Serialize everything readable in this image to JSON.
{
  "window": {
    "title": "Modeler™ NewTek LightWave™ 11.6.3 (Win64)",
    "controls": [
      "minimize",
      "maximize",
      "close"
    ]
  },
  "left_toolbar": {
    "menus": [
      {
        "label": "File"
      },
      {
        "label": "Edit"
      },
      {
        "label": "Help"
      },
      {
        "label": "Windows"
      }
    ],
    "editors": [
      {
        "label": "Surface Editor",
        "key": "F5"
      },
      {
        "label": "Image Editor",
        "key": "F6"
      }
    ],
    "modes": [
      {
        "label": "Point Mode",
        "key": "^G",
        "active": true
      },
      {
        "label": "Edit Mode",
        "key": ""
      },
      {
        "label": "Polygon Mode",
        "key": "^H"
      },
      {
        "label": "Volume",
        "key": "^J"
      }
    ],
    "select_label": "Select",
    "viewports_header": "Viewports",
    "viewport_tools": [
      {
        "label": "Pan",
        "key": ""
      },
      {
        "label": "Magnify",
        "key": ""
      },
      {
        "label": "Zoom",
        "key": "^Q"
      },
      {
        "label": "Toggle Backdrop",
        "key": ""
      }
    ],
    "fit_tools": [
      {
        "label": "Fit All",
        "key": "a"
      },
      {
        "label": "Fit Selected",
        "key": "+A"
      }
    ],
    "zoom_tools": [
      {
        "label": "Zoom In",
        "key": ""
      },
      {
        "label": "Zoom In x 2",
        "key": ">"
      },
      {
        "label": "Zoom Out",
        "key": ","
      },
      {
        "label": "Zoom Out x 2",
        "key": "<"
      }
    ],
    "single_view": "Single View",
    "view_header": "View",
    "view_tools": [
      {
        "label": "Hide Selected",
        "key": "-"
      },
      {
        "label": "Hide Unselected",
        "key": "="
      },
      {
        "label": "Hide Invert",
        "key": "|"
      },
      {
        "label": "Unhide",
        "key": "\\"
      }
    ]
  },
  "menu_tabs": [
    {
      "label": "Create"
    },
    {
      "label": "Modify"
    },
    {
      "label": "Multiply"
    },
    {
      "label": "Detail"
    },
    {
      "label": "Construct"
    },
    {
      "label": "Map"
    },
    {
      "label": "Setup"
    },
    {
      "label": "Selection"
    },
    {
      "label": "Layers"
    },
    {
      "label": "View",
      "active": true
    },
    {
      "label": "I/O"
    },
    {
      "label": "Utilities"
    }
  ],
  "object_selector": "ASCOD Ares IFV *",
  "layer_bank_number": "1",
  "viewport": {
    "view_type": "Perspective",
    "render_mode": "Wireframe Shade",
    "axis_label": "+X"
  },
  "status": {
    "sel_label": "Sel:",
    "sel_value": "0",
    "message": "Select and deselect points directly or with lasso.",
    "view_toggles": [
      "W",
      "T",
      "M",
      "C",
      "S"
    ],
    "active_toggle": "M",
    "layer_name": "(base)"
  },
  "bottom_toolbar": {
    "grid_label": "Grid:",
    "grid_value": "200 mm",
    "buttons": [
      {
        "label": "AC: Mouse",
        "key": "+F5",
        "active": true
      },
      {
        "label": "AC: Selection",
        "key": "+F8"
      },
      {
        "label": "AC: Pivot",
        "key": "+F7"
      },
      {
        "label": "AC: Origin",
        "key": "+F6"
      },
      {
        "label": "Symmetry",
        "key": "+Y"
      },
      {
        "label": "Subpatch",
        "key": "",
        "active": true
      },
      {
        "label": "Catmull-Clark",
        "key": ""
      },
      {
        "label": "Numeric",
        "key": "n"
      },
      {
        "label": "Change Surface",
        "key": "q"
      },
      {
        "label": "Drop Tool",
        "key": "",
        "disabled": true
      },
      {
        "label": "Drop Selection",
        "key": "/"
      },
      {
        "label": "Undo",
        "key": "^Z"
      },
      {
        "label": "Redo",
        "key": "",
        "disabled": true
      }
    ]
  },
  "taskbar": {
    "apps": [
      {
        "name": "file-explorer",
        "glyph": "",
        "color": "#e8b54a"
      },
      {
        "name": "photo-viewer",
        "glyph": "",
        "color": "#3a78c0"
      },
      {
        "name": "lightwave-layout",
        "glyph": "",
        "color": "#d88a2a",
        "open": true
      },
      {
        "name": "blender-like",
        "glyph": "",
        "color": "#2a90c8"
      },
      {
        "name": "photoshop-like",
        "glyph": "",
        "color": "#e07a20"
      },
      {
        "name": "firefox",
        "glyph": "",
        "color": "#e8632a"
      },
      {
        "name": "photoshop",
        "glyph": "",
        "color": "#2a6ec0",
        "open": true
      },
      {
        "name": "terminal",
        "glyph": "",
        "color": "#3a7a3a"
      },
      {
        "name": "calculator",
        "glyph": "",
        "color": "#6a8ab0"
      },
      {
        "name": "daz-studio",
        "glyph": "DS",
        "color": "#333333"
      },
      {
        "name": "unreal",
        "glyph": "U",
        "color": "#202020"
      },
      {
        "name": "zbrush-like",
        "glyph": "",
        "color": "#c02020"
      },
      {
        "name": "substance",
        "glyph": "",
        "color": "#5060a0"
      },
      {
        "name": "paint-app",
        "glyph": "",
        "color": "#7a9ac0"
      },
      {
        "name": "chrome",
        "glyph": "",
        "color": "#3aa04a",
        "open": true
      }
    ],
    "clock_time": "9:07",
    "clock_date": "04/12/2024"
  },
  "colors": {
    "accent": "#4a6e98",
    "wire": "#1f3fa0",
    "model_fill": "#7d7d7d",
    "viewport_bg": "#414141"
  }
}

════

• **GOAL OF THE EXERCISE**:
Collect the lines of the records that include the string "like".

• **RESULT BELOW**:
        "name": "blender-like",
        "name": "photoshop-like",
        "name": "zbrush-like",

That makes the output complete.